• [How to complete this task]: Word for word, output the data that follows.

• [Input for this task]:
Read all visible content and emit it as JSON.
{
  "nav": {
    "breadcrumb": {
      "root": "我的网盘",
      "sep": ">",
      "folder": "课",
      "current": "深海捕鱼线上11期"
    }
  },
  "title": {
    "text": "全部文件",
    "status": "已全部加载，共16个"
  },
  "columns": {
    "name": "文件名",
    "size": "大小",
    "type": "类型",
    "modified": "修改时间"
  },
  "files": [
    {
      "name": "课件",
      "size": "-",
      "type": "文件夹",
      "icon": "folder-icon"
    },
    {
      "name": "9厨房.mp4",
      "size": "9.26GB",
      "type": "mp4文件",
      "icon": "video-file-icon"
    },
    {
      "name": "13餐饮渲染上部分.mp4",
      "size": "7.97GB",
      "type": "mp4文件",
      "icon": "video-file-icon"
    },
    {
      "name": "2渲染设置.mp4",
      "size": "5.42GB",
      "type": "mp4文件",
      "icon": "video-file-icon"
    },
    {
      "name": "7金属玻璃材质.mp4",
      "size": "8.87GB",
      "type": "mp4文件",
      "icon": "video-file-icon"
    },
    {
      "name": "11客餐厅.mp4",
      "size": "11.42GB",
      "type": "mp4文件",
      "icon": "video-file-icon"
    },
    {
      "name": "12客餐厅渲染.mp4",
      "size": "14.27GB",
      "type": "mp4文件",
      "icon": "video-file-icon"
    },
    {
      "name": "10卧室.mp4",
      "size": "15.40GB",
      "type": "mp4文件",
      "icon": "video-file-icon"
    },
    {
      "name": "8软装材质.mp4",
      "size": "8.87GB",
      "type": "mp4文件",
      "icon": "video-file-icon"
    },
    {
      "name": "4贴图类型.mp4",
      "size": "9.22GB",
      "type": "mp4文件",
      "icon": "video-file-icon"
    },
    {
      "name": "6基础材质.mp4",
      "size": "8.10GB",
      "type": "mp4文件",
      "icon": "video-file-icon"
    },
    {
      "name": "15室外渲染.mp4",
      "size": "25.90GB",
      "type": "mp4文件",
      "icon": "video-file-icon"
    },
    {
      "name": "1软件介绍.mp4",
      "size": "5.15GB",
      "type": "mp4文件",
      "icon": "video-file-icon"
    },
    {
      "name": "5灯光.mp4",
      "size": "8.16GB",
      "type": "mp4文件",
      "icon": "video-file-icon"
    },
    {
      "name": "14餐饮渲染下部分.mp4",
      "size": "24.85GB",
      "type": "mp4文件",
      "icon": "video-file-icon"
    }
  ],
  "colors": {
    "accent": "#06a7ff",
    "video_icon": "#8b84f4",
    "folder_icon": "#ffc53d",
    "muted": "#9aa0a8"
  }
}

• [Exercise solution]:
Read all visible content and emit it as JSON.
{
  "nav": {
    "breadcrumb": {
      "root": "我的网盘",
      "sep": ">",
      "folder": "课",
      "current": "深海捕鱼线上11期"
    }
  },
  "title": {
    "text": "全部文件",
    "status": "已全部加载，共16个"
  },
  "columns": {
    "name": "文件名",
    "size": "大小",
    "type": "类型",
    "modified": "修改时间"
  },
  "files": [
    {
      "name": "课件",
      "size": "-",
      "type": "文件夹",
      "icon": "folder-icon"
    },
    {
      "name": "9厨房.mp4",
      "size": "9.26GB",
      "type": "mp4文件",
      "icon": "video-file-icon"
    },
    {
      "name": "13餐饮渲染上部分.mp4",
      "size": "7.97GB",
      "type": "mp4文件",
      "icon": "video-file-icon"
    },
    {
      "name": "2渲染设置.mp4",
      "size": "5.42GB",
      "type": "mp4文件",
      "icon": "video-file-icon"
    },
    {
      "name": "7金属玻璃材质.mp4",
      "size": "8.87GB",
      "type": "mp4文件",
      "icon": "video-file-icon"
    },
    {
      "name": "11客餐厅.mp4",
      "size": "11.42GB",
      "type": "mp4文件",
      "icon": "video-file-icon"
    },
    {
      "name": "12客餐厅渲染.mp4",
      "size": "14.27GB",
      "type": "mp4文件",
      "icon": "video-file-icon"
    },
    {
      "name": "10卧室.mp4",
      "size": "15.40GB",
      "type": "mp4文件",
      "icon": "video-file-icon"
    },
    {
      "name": "8软装材质.mp4",
      "size": "8.87GB",
      "type": "mp4文件",
      "icon": "video-file-icon"
    },
    {
      "name": "4贴图类型.mp4",
      "size": "9.22GB",
      "type": "mp4文件",
      "icon": "video-file-icon"
    },
    {
      "name": "6基础材质.mp4",
      "size": "8.10GB",
      "type": "mp4文件",
      "icon": "video-file-icon"
    },
    {
      "name": "15室外渲染.mp4",
      "size": "25.90GB",
      "type": "mp4文件",
      "icon": "video-file-icon"
    },
    {
      "name": "1软件介绍.mp4",
      "size": "5.15GB",
      "type": "mp4文件",
      "icon": "video-file-icon"
    },
    {
      "name": "5灯光.mp4",
      "size": "8.16GB",
      "type": "mp4文件",
      "icon": "video-file-icon"
    },
    {
      "name": "14餐饮渲染下部分.mp4",
      "size": "24.85GB",
      "type": "mp4文件",
      "icon": "video-file-icon"
    }
  ],
  "colors": {
    "accent": "#06a7ff",
    "video_icon": "#8b84f4",
    "folder_icon": "#ffc53d",
    "muted": "#9aa0a8"
  }
}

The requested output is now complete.